**Dataset:**

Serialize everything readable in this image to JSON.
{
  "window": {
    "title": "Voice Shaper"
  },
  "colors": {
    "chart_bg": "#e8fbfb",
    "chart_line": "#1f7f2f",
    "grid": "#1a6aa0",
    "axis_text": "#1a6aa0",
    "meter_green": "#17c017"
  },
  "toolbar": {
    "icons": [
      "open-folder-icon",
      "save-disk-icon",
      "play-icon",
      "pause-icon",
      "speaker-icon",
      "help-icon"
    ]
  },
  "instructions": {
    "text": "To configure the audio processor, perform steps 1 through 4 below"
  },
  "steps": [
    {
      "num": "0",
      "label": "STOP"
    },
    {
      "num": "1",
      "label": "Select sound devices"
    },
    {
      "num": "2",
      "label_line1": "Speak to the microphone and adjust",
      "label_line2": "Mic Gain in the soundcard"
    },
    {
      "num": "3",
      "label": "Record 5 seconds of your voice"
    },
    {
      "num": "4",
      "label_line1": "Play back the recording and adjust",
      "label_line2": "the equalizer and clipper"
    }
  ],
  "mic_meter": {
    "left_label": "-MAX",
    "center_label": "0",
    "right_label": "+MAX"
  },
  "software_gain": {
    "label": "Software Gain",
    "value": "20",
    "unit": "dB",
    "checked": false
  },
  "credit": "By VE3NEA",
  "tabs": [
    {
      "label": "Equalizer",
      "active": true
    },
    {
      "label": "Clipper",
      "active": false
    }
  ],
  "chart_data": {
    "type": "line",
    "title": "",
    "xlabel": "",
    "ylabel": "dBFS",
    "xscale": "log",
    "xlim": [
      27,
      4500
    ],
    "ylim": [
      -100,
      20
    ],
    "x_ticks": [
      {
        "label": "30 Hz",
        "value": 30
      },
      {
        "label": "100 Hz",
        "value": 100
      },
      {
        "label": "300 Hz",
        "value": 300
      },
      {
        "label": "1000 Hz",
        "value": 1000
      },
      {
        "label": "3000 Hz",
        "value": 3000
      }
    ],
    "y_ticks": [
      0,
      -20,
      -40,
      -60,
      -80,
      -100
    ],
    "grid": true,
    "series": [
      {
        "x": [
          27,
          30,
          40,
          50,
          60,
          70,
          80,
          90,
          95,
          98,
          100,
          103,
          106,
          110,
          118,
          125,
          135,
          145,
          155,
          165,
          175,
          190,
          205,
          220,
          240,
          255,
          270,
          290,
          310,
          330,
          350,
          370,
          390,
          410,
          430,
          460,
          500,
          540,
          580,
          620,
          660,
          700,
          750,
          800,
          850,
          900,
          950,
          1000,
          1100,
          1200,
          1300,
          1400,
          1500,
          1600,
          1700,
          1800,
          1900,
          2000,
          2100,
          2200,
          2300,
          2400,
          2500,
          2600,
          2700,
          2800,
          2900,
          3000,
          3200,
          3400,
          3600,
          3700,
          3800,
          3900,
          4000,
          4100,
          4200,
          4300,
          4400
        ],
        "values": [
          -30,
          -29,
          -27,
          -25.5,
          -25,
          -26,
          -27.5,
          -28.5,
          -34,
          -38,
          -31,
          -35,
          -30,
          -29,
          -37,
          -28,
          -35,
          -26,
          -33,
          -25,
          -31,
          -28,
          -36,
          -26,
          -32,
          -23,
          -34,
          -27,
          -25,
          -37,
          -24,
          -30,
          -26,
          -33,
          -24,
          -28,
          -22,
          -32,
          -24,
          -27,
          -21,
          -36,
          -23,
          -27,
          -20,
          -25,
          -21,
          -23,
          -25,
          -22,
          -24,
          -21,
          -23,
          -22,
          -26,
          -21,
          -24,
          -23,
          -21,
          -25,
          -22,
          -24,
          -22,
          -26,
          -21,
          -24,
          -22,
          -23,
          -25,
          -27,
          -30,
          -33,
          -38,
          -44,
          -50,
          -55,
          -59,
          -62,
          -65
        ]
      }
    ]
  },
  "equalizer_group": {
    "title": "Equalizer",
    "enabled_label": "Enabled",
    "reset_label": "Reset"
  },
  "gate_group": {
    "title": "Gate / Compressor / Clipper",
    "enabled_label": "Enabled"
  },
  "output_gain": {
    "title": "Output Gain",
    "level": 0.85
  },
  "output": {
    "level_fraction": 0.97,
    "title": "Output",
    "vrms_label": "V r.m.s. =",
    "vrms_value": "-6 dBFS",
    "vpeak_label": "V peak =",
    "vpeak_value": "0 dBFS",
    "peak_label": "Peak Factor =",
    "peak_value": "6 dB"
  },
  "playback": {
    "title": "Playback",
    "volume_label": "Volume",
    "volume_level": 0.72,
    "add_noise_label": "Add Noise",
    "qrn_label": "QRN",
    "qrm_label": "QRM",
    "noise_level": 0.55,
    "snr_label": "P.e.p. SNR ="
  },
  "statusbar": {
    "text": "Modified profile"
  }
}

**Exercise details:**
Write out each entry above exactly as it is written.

**Answer box:**
Serialize everything readable in this image to JSON.
{
  "window": {
    "title": "Voice Shaper"
  },
  "colors": {
    "chart_bg": "#e8fbfb",
    "chart_line": "#1f7f2f",
    "grid": "#1a6aa0",
    "axis_text": "#1a6aa0",
    "meter_green": "#17c017"
  },
  "toolbar": {
    "icons": [
      "open-folder-icon",
      "save-disk-icon",
      "play-icon",
      "pause-icon",
      "speaker-icon",
      "help-icon"
    ]
  },
  "instructions": {
    "text": "To configure the audio processor, perform steps 1 through 4 below"
  },
  "steps": [
    {
      "num": "0",
      "label": "STOP"
    },
    {
      "num": "1",
      "label": "Select sound devices"
    },
    {
      "num": "2",
      "label_line1": "Speak to the microphone and adjust",
      "label_line2": "Mic Gain in the soundcard"
    },
    {
      "num": "3",
      "label": "Record 5 seconds of your voice"
    },
    {
      "num": "4",
      "label_line1": "Play back the recording and adjust",
      "label_line2": "the equalizer and clipper"
    }
  ],
  "mic_meter": {
    "left_label": "-MAX",
    "center_label": "0",
    "right_label": "+MAX"
  },
  "software_gain": {
    "label": "Software Gain",
    "value": "20",
    "unit": "dB",
    "checked": false
  },
  "credit": "By VE3NEA",
  "tabs": [
    {
      "label": "Equalizer",
      "active": true
    },
    {
      "label": "Clipper",
      "active": false
    }
  ],
  "chart_data": {
    "type": "line",
    "title": "",
    "xlabel": "",
    "ylabel": "dBFS",
    "xscale": "log",
    "xlim": [
      27,
      4500
    ],
    "ylim": [
      -100,
      20
    ],
    "x_ticks": [
      {
        "label": "30 Hz",
        "value": 30
      },
      {
        "label": "100 Hz",
        "value": 100
      },
      {
        "label": "300 Hz",
        "value": 300
      },
      {
        "label": "1000 Hz",
        "value": 1000
      },
      {
        "label": "3000 Hz",
        "value": 3000
      }
    ],
    "y_ticks": [
      0,
      -20,
      -40,
      -60,
      -80,
      -100
    ],
    "grid": true,
    "series": [
      {
        "x": [
          27,
          30,
          40,
          50,
          60,
          70,
          80,
          90,
          95,
          98,
          100,
          103,
          106,
          110,
          118,
          125,
          135,
          145,
          155,
          165,
          175,
          190,
          205,
          220,
          240,
          255,
          270,
          290,
          310,
          330,
          350,
          370,
          390,
          410,
          430,
          460,
          500,
          540,
          580,
          620,
          660,
          700,
          750,
          800,
          850,
          900,
          950,
          1000,
          1100,
          1200,
          1300,
          1400,
          1500,
          1600,
          1700,
          1800,
          1900,
          2000,
          2100,
          2200,
          2300,
          2400,
          2500,
          2600,
          2700,
          2800,
          2900,
          3000,
          3200,
          3400,
          3600,
          3700,
          3800,
          3900,
          4000,
          4100,
          4200,
          4300,
          4400
        ],
        "values": [
          -30,
          -29,
          -27,
          -25.5,
          -25,
          -26,
          -27.5,
          -28.5,
          -34,
          -38,
          -31,
          -35,
          -30,
          -29,
          -37,
          -28,
          -35,
          -26,
          -33,
          -25,
          -31,
          -28,
          -36,
          -26,
          -32,
          -23,
          -34,
          -27,
          -25,
          -37,
          -24,
          -30,
          -26,
          -33,
          -24,
          -28,
          -22,
          -32,
          -24,
          -27,
          -21,
          -36,
          -23,
          -27,
          -20,
          -25,
          -21,
          -23,
          -25,
          -22,
          -24,
          -21,
          -23,
          -22,
          -26,
          -21,
          -24,
          -23,
          -21,
          -25,
          -22,
          -24,
          -22,
          -26,
          -21,
          -24,
          -22,
          -23,
          -25,
          -27,
          -30,
          -33,
          -38,
          -44,
          -50,
          -55,
          -59,
          -62,
          -65
        ]
      }
    ]
  },
  "equalizer_group": {
    "title": "Equalizer",
    "enabled_label": "Enabled",
    "reset_label": "Reset"
  },
  "gate_group": {
    "title": "Gate / Compressor / Clipper",
    "enabled_label": "Enabled"
  },
  "output_gain": {
    "title": "Output Gain",
    "level": 0.85
  },
  "output": {
    "level_fraction": 0.97,
    "title": "Output",
    "vrms_label": "V r.m.s. =",
    "vrms_value": "-6 dBFS",
    "vpeak_label": "V peak =",
    "vpeak_value": "0 dBFS",
    "peak_label": "Peak Factor =",
    "peak_value": "6 dB"
  },
  "playback": {
    "title": "Playback",
    "volume_label": "Volume",
    "volume_level": 0.72,
    "add_noise_label": "Add Noise",
    "qrn_label": "QRN",
    "qrm_label": "QRM",
    "noise_level": 0.55,
    "snr_label": "P.e.p. SNR ="
  },
  "statusbar": {
    "text": "Modified profile"
  }
}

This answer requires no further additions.